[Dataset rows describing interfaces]

○ ○ ○ ○

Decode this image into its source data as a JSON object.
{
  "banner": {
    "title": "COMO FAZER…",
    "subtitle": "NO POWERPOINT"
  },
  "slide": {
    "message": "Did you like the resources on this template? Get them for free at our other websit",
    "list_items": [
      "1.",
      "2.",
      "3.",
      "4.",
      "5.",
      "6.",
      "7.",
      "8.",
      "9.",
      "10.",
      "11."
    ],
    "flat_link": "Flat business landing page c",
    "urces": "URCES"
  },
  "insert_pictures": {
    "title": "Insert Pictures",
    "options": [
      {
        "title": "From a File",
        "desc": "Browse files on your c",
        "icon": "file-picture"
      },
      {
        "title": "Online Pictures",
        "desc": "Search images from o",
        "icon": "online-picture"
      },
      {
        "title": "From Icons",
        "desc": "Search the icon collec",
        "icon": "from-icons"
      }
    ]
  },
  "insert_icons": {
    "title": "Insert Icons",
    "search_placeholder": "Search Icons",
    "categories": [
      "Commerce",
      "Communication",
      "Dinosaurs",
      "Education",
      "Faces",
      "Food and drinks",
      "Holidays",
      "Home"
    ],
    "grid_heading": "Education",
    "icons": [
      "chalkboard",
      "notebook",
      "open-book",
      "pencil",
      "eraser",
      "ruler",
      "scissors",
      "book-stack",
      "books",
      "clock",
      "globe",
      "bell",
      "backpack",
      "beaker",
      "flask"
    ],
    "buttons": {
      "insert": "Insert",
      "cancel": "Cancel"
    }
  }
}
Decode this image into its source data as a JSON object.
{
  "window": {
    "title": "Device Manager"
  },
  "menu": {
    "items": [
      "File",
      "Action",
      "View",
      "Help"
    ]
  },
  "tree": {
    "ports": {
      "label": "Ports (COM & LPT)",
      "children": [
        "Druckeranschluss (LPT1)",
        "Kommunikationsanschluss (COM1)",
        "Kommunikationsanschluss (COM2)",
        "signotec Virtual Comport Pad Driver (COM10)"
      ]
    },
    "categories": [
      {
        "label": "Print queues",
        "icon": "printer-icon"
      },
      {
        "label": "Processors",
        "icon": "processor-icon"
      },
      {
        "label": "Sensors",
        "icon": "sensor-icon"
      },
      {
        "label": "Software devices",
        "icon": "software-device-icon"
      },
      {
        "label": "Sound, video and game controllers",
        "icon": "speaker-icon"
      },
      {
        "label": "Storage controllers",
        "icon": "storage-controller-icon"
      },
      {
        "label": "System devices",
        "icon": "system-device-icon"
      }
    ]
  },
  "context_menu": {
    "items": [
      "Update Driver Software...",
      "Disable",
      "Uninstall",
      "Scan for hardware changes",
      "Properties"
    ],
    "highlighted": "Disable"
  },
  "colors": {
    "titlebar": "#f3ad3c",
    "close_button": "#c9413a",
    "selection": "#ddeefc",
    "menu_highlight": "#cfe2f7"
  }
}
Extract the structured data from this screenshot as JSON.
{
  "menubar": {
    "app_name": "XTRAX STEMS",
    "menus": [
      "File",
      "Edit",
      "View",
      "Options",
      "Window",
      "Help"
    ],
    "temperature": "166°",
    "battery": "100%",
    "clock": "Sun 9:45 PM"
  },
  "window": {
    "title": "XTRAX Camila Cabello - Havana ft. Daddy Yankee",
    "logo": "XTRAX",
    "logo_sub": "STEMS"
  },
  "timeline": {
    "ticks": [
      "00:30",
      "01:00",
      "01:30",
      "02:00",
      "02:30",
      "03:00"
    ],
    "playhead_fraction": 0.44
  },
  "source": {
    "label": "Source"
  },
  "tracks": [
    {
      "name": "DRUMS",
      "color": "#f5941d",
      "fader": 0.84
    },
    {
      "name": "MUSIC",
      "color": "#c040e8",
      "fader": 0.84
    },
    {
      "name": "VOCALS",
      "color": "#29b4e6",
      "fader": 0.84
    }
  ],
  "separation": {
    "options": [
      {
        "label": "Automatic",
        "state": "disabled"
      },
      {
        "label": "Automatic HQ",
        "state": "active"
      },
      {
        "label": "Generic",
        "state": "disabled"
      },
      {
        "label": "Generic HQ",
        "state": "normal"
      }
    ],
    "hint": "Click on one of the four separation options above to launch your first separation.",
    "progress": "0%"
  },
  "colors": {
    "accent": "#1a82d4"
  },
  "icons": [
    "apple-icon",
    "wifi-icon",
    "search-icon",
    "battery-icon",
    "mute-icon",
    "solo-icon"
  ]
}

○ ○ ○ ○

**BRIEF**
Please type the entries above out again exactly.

**RESPONSE AREA**
Decode this image into its source data as a JSON object.
{
  "banner": {
    "title": "COMO FAZER…",
    "subtitle": "NO POWERPOINT"
  },
  "slide": {
    "message": "Did you like the resources on this template? Get them for free at our other websit",
    "list_items": [
      "1.",
      "2.",
      "3.",
      "4.",
      "5.",
      "6.",
      "7.",
      "8.",
      "9.",
      "10.",
      "11."
    ],
    "flat_link": "Flat business landing page c",
    "urces": "URCES"
  },
  "insert_pictures": {
    "title": "Insert Pictures",
    "options": [
      {
        "title": "From a File",
        "desc": "Browse files on your c",
        "icon": "file-picture"
      },
      {
        "title": "Online Pictures",
        "desc": "Search images from o",
        "icon": "online-picture"
      },
      {
        "title": "From Icons",
        "desc": "Search the icon collec",
        "icon": "from-icons"
      }
    ]
  },
  "insert_icons": {
    "title": "Insert Icons",
    "search_placeholder": "Search Icons",
    "categories": [
      "Commerce",
      "Communication",
      "Dinosaurs",
      "Education",
      "Faces",
      "Food and drinks",
      "Holidays",
      "Home"
    ],
    "grid_heading": "Education",
    "icons": [
      "chalkboard",
      "notebook",
      "open-book",
      "pencil",
      "eraser",
      "ruler",
      "scissors",
      "book-stack",
      "books",
      "clock",
      "globe",
      "bell",
      "backpack",
      "beaker",
      "flask"
    ],
    "buttons": {
      "insert": "Insert",
      "cancel": "Cancel"
    }
  }
}
Decode this image into its source data as a JSON object.
{
  "window": {
    "title": "Device Manager"
  },
  "menu": {
    "items": [
      "File",
      "Action",
      "View",
      "Help"
    ]
  },
  "tree": {
    "ports": {
      "label": "Ports (COM & LPT)",
      "children": [
        "Druckeranschluss (LPT1)",
        "Kommunikationsanschluss (COM1)",
        "Kommunikationsanschluss (COM2)",
        "signotec Virtual Comport Pad Driver (COM10)"
      ]
    },
    "categories": [
      {
        "label": "Print queues",
        "icon": "printer-icon"
      },
      {
        "label": "Processors",
        "icon": "processor-icon"
      },
      {
        "label": "Sensors",
        "icon": "sensor-icon"
      },
      {
        "label": "Software devices",
        "icon": "software-device-icon"
      },
      {
        "label": "Sound, video and game controllers",
        "icon": "speaker-icon"
      },
      {
        "label": "Storage controllers",
        "icon": "storage-controller-icon"
      },
      {
        "label": "System devices",
        "icon": "system-device-icon"
      }
    ]
  },
  "context_menu": {
    "items": [
      "Update Driver Software...",
      "Disable",
      "Uninstall",
      "Scan for hardware changes",
      "Properties"
    ],
    "highlighted": "Disable"
  },
  "colors": {
    "titlebar": "#f3ad3c",
    "close_button": "#c9413a",
    "selection": "#ddeefc",
    "menu_highlight": "#cfe2f7"
  }
}
Extract the structured data from this screenshot as JSON.
{
  "menubar": {
    "app_name": "XTRAX STEMS",
    "menus": [
      "File",
      "Edit",
      "View",
      "Options",
      "Window",
      "Help"
    ],
    "temperature": "166°",
    "battery": "100%",
    "clock": "Sun 9:45 PM"
  },
  "window": {
    "title": "XTRAX Camila Cabello - Havana ft. Daddy Yankee",
    "logo": "XTRAX",
    "logo_sub": "STEMS"
  },
  "timeline": {
    "ticks": [
      "00:30",
      "01:00",
      "01:30",
      "02:00",
      "02:30",
      "03:00"
    ],
    "playhead_fraction": 0.44
  },
  "source": {
    "label": "Source"
  },
  "tracks": [
    {
      "name": "DRUMS",
      "color": "#f5941d",
      "fader": 0.84
    },
    {
      "name": "MUSIC",
      "color": "#c040e8",
      "fader": 0.84
    },
    {
      "name": "VOCALS",
      "color": "#29b4e6",
      "fader": 0.84
    }
  ],
  "separation": {
    "options": [
      {
        "label": "Automatic",
        "state": "disabled"
      },
      {
        "label": "Automatic HQ",
        "state": "active"
      },
      {
        "label": "Generic",
        "state": "disabled"
      },
      {
        "label": "Generic HQ",
        "state": "normal"
      }
    ],
    "hint": "Click on one of the four separation options above to launch your first separation.",
    "progress": "0%"
  },
  "colors": {
    "accent": "#1a82d4"
  },
  "icons": [
    "apple-icon",
    "wifi-icon",
    "search-icon",
    "battery-icon",
    "mute-icon",
    "solo-icon"
  ]
}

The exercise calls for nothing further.